Dr. Bruce Roe made an early morning visit to St. Paul’s Hospital on September 3 to talk about his hospital’s efforts to improve patient experience and safety.

Roe, Chief Medical Officer and Executive Director Clinical Programs at St. Boniface Hospital in Winnipeg, has championed his hospital’s strategic commitment to integrating transformative Lean practices throughout the organization, a journey his hospital has been on for about eight years.

RR-2015-09-09-Dr-Roe“We are on the road to perfect care, which is an endless journey,” Roe told the group of over 60 who gathered in Pylypchuk Hall to hear him speak. “However, we are seeing great staff engagement, we’ve seen improvements in our mortality rates, and patient satisfaction, and better financial performance. And we’ve found we can care for more patients, and sicker patients, with the resources we already have.”
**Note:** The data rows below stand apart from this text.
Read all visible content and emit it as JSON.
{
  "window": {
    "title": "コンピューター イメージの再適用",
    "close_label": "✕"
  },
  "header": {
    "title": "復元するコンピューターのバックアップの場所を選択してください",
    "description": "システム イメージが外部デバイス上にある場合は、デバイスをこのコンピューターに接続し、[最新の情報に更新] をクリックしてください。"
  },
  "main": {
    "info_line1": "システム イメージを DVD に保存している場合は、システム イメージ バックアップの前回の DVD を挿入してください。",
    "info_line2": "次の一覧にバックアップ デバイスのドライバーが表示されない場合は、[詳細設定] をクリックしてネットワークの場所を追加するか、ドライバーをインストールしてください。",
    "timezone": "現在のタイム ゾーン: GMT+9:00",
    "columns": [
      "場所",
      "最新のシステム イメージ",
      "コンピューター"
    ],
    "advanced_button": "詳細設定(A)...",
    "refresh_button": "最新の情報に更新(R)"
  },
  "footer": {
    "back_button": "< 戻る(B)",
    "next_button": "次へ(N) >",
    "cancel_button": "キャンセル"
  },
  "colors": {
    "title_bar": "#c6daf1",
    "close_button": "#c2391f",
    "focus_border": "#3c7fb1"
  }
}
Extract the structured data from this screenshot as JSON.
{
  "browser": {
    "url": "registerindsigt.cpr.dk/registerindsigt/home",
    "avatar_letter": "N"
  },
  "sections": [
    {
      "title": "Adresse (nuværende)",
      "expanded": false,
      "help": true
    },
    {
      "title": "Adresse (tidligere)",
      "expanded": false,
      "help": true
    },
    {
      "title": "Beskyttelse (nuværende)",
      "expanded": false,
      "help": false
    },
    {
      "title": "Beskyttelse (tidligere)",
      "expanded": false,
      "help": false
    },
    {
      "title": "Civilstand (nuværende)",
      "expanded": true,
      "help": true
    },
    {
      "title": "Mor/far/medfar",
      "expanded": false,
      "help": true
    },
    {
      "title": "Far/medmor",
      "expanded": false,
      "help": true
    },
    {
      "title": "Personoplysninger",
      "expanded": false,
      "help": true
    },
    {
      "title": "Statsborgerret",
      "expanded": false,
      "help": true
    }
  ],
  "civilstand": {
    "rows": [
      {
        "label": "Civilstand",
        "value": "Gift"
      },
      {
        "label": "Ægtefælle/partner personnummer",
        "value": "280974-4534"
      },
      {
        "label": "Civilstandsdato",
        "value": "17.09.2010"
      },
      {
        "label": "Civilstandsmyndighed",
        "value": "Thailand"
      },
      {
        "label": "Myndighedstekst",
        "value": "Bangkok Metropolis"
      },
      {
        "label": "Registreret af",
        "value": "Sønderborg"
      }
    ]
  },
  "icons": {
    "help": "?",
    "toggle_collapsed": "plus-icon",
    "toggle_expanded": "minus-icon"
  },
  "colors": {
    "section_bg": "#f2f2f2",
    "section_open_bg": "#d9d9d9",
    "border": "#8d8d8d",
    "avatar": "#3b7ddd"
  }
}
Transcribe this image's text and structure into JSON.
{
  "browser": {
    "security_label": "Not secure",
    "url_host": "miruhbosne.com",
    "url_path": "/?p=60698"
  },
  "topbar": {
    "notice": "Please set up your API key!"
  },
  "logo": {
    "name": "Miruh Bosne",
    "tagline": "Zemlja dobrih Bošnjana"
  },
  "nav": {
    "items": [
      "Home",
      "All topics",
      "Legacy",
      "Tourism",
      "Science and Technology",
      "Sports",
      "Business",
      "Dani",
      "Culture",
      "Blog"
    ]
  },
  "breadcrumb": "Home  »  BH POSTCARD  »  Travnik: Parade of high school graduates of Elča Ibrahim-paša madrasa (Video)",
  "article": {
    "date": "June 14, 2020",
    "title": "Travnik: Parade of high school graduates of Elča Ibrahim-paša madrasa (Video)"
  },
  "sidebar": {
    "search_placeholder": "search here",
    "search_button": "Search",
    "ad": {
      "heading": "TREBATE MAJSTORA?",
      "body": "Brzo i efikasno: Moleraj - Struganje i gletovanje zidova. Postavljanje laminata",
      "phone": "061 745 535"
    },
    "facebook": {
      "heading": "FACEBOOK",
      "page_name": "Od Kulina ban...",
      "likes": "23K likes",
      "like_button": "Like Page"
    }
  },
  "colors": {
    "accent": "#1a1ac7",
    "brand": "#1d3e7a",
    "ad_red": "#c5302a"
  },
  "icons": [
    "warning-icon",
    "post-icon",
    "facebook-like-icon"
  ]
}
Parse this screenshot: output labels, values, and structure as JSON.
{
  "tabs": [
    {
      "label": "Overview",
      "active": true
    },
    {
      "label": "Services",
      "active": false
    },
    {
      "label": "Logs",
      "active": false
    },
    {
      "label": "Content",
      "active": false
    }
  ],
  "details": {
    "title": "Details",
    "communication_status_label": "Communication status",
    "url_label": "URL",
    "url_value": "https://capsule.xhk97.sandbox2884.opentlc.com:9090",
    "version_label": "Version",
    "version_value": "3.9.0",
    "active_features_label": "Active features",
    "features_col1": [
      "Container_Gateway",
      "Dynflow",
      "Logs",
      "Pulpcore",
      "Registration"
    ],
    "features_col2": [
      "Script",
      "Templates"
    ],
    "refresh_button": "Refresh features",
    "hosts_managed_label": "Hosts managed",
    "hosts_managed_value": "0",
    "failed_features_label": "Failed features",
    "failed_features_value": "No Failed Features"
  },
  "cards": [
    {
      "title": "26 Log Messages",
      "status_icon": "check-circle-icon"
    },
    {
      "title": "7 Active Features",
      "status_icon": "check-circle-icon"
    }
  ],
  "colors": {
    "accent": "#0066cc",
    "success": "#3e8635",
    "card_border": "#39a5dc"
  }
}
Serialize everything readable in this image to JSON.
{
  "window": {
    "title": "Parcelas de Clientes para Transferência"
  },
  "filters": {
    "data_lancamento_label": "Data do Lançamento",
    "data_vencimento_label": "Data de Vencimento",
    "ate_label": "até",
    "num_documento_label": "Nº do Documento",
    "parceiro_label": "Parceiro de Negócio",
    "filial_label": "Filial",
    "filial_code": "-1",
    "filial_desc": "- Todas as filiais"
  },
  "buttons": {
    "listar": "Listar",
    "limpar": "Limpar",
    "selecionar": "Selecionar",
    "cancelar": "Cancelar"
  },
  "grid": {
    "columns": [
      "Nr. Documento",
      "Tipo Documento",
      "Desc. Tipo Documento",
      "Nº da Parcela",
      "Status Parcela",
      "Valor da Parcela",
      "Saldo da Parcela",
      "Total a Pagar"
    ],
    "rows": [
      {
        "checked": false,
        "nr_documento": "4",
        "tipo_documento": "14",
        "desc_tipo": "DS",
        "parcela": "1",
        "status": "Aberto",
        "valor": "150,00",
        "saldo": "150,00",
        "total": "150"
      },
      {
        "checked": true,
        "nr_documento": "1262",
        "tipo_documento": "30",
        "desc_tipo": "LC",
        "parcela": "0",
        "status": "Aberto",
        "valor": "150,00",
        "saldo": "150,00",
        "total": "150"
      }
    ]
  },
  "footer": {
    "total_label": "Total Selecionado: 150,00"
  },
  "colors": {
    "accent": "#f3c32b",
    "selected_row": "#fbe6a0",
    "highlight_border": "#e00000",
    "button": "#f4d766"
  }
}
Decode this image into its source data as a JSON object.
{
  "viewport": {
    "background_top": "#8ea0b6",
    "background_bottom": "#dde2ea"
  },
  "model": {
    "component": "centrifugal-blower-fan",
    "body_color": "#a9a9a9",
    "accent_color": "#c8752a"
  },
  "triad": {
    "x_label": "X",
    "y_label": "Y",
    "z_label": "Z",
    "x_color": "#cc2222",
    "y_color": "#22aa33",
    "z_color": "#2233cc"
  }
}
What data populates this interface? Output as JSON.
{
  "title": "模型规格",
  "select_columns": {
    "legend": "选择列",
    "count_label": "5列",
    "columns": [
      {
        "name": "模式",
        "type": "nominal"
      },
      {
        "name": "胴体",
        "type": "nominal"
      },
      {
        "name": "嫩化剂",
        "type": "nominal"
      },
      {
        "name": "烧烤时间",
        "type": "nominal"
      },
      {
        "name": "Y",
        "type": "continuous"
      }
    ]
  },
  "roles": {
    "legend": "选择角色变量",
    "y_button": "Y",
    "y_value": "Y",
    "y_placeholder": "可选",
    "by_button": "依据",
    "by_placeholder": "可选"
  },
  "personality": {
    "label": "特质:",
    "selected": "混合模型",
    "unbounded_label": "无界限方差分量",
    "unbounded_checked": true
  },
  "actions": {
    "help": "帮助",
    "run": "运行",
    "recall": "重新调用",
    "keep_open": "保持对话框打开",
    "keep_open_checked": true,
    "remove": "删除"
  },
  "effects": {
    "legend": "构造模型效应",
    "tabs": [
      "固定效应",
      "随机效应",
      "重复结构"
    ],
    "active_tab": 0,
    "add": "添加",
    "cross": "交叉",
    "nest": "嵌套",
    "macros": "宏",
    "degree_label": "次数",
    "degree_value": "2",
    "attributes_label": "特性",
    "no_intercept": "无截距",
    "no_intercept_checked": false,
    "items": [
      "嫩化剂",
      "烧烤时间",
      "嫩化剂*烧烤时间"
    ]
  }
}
Looking at hospital mortality rates will be a major focus for the upcoming Safer Every Day cycle on safety, and Roe spoke at length about how his hospital has moved to address those rates. All hospital deaths are reviewed within a week, he said, for evidence of harm and quality of care issues. In the review process, a committee of physicians is consulted and any problems that might have played a role in the death are reported back to the proper programs, so what occurred can be addressed.

Mortality rates are reported on a regular basis by the Canadian Institution for Health Information (CIHI), but often the occurrences that make up the report happened at least six months in the past, which makes any signals from them hard to understand.

“A more timely death review process will give us better information,” Roe believes.

Roe also had some suggestions for removing barriers to physician involvement in Lean work.

“Physicians have an intense interest in patient safety,” Roe noted, “but we don’t create opportunities for them to contribute to the conversation.”

The time commitment for Lean events like Rapid Process Improvement Workshops (RPIWs), which require at least an entire week of dedicated focus, is often too much for physicians, he indicated. Meetings after hours, strategic involvement of physicians for certain portions of RPIWs, or using other types of improvement methods, and using data and stories that show evidence that improvement initiatives have impact are ways to remove those barriers to their involvement, Roe believes.

“There’s no silver bullet,” he said, noting that word of mouth is the best way to entice physicians to get involved.

“You have to find the leaders, the champions and support those individuals. They will tell the stories about what their involvement was, how what they did made a difference for their patients, how valuable was the investment of time, and that will spread physician engagement. It’s slow, incremental. But there will be physicians who step up, and it will be very powerful.”